x = soln[[1, 1, 2]];
y = soln[[1, 2, 2]];
curvep[[n]] = ParametricPlot[{x, y}, {t, -10, 10}, PlotStyle -> Thick], {n, 0, 4}];
Show[curvep[], curvep[], curvep[], curvep[], curvep[], AspectRatio -> 1] F[x_, y_] := -y^3;
G[x_, y_] := x^3;
sol = NDSolve[{x'[t] == F[x[t], y[t]], y'[t] == G[x[t], y[t]],
x == 1, y == 0}, {x, y}, {t, 0, 3*Pi},
WorkingPrecision -> 20]
ParametricPlot[Evaluate[{x[t], y[t]}] /. sol, {t, 0, 3*Pi}]

X[t_] := Evaluate[x[t] /. sol]
Y[t_] := Evaluate[y[t] /. sol]
fns[t_] := {X[t], Y[t]};
len := Length[fns[t]];
Plot[Evaluate[fns[t]], {t, 0, 3*Pi}]

# Applications

F[x_, y_] := -y^3;
G[x_, y_] := x^3;
sol = NDSolve[{x'[t] == F[x[t], y[t]], y'[t] == G[x[t], y[t]],
x == 1, y == 0}, {x, y}, {t, 0, 3*Pi},
WorkingPrecision -> 20]
ParametricPlot[Evaluate[{x[t], y[t]}] /. sol, {t, 0, 3*Pi}]
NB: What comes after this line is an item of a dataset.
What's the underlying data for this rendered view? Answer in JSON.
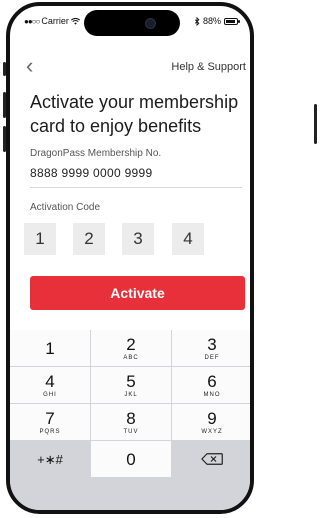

Out=
{{x -> InterpolatingFunction[{{0, 9.4247779607693797154}}, <>],
y -> InterpolatingFunction[{{0, 9.4247779607693797154}}, <>]}} X[t_] := Evaluate[x[t] /. sol]
Y[t_] := Evaluate[y[t] /. sol]
fns[t_] := {X[t], Y[t]};
len := Length[fns[t]];
Plot[Evaluate[fns[t]], {t, 0, 3*Pi}]